Page and application data records
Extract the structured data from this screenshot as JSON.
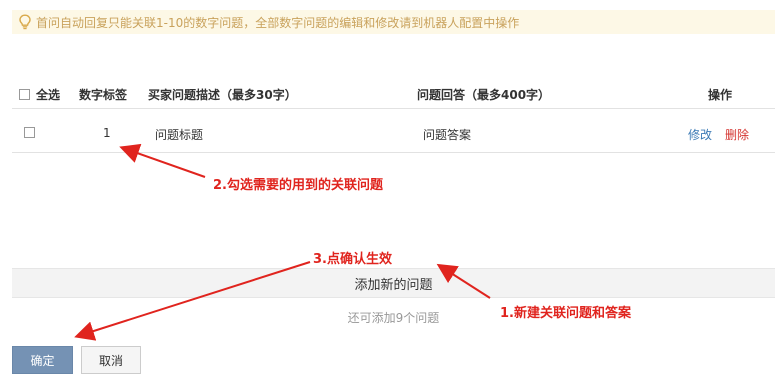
{
  "notice": {
    "text": "首问自动回复只能关联1-10的数字问题，全部数字问题的编辑和修改请到机器人配置中操作",
    "icon": "lightbulb-icon",
    "color": "#c9a25c"
  },
  "table": {
    "headers": {
      "select_all": "全选",
      "number_tag": "数字标签",
      "description": "买家问题描述（最多30字）",
      "answer": "问题回答（最多400字）",
      "actions": "操作"
    },
    "rows": [
      {
        "number": "1",
        "description": "问题标题",
        "answer": "问题答案",
        "edit": "修改",
        "delete": "删除",
        "checked": false
      }
    ]
  },
  "add_new": {
    "label": "添加新的问题"
  },
  "remaining": {
    "text": "还可添加9个问题"
  },
  "buttons": {
    "confirm": "确定",
    "cancel": "取消"
  },
  "annotations": {
    "step1": "1.新建关联问题和答案",
    "step2": "2.勾选需要的用到的关联问题",
    "step3": "3.点确认生效",
    "color": "#e0241e"
  },
  "colors": {
    "edit_link": "#3b7ab5",
    "delete_link": "#d4332f",
    "confirm_button": "#7592b4",
    "notice_bg": "#fdf8e6"
  }
}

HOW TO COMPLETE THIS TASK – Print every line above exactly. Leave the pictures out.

RESPONSE AREA –
Extract the structured data from this screenshot as JSON.
{
  "notice": {
    "text": "首问自动回复只能关联1-10的数字问题，全部数字问题的编辑和修改请到机器人配置中操作",
    "icon": "lightbulb-icon",
    "color": "#c9a25c"
  },
  "table": {
    "headers": {
      "select_all": "全选",
      "number_tag": "数字标签",
      "description": "买家问题描述（最多30字）",
      "answer": "问题回答（最多400字）",
      "actions": "操作"
    },
    "rows": [
      {
        "number": "1",
        "description": "问题标题",
        "answer": "问题答案",
        "edit": "修改",
        "delete": "删除",
        "checked": false
      }
    ]
  },
  "add_new": {
    "label": "添加新的问题"
  },
  "remaining": {
    "text": "还可添加9个问题"
  },
  "buttons": {
    "confirm": "确定",
    "cancel": "取消"
  },
  "annotations": {
    "step1": "1.新建关联问题和答案",
    "step2": "2.勾选需要的用到的关联问题",
    "step3": "3.点确认生效",
    "color": "#e0241e"
  },
  "colors": {
    "edit_link": "#3b7ab5",
    "delete_link": "#d4332f",
    "confirm_button": "#7592b4",
    "notice_bg": "#fdf8e6"
  }
}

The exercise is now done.